The health and vitality and the level of emotional reward felt from our relationships a lot of times can be based upon the level of esteem or respect a person has for themselves. A person’s self-esteem can affect not only the harmony or health of a relationship but also the types of people a person would choose to relate to.
Trusting your Instincts
The dynamic of person-to-person relationships often times is a result of instinctual reactions a person may have about someone, the level of trust in that instinctual reaction and the behavior that results from that reaction.
The factor of poor or low self-esteem can cause a person who has an instinct to stay away from certain types of people because of a felt sense of a potential imbalance in a relationship or not being able to meet the expectations of the other person to undercut their natural instincts and engage in a relationship that is based on catering to another person’s needs or desires in order to maintain a false sense of peace.
Poor self-esteem can also affect the relationships a person already has because a person with low self-esteem may not feel comfortable asking for unmet needs to be fulfilled or feel deserving of being treated with respect or affection coming from a genuine place by the other person.
If you are in a relationship where you are having to fight and battle yourself to voice your wishes and concerns or restrain yourself from lashing out, it is possible that your self-esteem is not healthy enough to enable you to have the trust in yourself to act on your instincts for a healthier form of communication and well-being in your relationships.
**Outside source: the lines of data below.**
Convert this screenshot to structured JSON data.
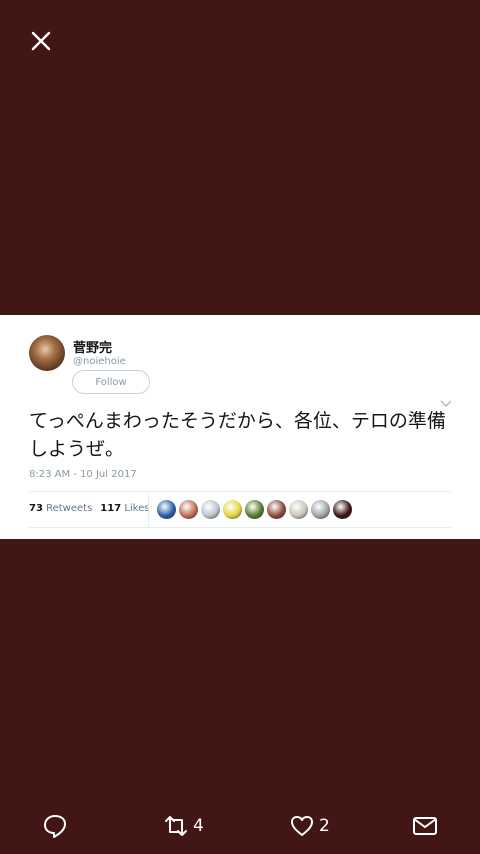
{
  "viewer": {
    "close_icon": "close-icon"
  },
  "tweet": {
    "display_name": "菅野完",
    "handle": "@noiehoie",
    "follow_label": "Follow",
    "text": "てっぺんまわったそうだから、各位、テロの準備しようぜ。",
    "timestamp": "8:23 AM - 10 Jul 2017",
    "retweets_count": "73",
    "retweets_label": "Retweets",
    "likes_count": "117",
    "likes_label": "Likes",
    "likers": [
      "#2a5ea8",
      "#c06a55",
      "#b9c4cc",
      "#e0d63a",
      "#5a7a2e",
      "#8a4b3c",
      "#c9c4b8",
      "#a0a4a8",
      "#3a1414"
    ]
  },
  "toolbar": {
    "reply_icon": "reply-icon",
    "retweet_icon": "retweet-icon",
    "retweet_count": "4",
    "like_icon": "heart-icon",
    "like_count": "2",
    "dm_icon": "mail-icon"
  }
}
If you do suffer from poor or low self-esteem or lack courage in acting on your instincts for a healthier relationship with whomever, there are a number of ways to build the internal fortitude to foster healthy relationships.
In a blog entry on the website, Strengthofus.org, titled, What Can I Do to Raise My Self-Esteem, one of the suggestions listed to improve self-esteem is to listen to what your body, mind, and heart are telling you. As some therapists say, ‘learn to trust the process’ or learn to trust the genuine impulses of yourself. If your impulses seem too powerful or too intense, this could be because your unmet needs have kind of ‘piled’ up on top of one another and they are trying to get met all at once. If this is the case, you may have to catch yourself and pause until you are able to gain composure and then proceed in a productive and responsible manner.
Treat Yourself Well
The same blog entry also mentioned to ‘treat yourself as your own best friend’. Looking at yourself in the third person is oftentimes a behavior of diva-like celebrities, but in this case it actually does do a lot of good to respond in kind and attentively to your own needs and responsibly to your wants. Like the saying goes, ‘You can’t be anygood to anyone else, if your no good yourself.’
It’s a misunderstanding of the Golden Rule if you treat people well for the sole reason of treating you well in return so that you feel secure. The more secure and reliable way to ensure that you and your relationships are harmonic and healthy is to treat yourself well and allow the wellness and warmth that you genuinely have for yourself to naturally flow to other people.
Engaging others from a place of genuine and secure respect and esteem for yourself from withing yourself lowers the chances that you will give to others and resent them for not giving back in the way you wanted and the chances that you will be a part of a predatory relationship because you will have been honest and open about your wishes and intentions with the other person.
If you don’t feel that you are acting on your own behalf enough, don’t fret. Listening to yourself and responding as close to the moment that you are triggered to act as you responsibly can will help. The change in behavior may seem difficult at first, especially if you are set in a pattern of defering your wishes to those of others, so start with small things, but try and be as consistent as you can be. Over time your attentiveness and courage will grow until you and your relationships will reach a satisfying and deserved level of respect and care.
If you are interested in learning more about self-esteem, you may be encouraged by a new workshop The Human Potential Center is offering.
Bob McGarey is offering a workshop called, Building Sound Self-Esteem, that will offer illuminating information about self-esteem gained from Bob’s decades of experience dealing with matters of human development and growth.
More information about the workshop can be learned by either visiting the website of The Human Potential Center at http://www.humanpotentialcenter.org/Calendars/April12Descriptions.html#BuildingSoundSelfEsteem25 or by calling The Human Potential Center at 512-441-8988.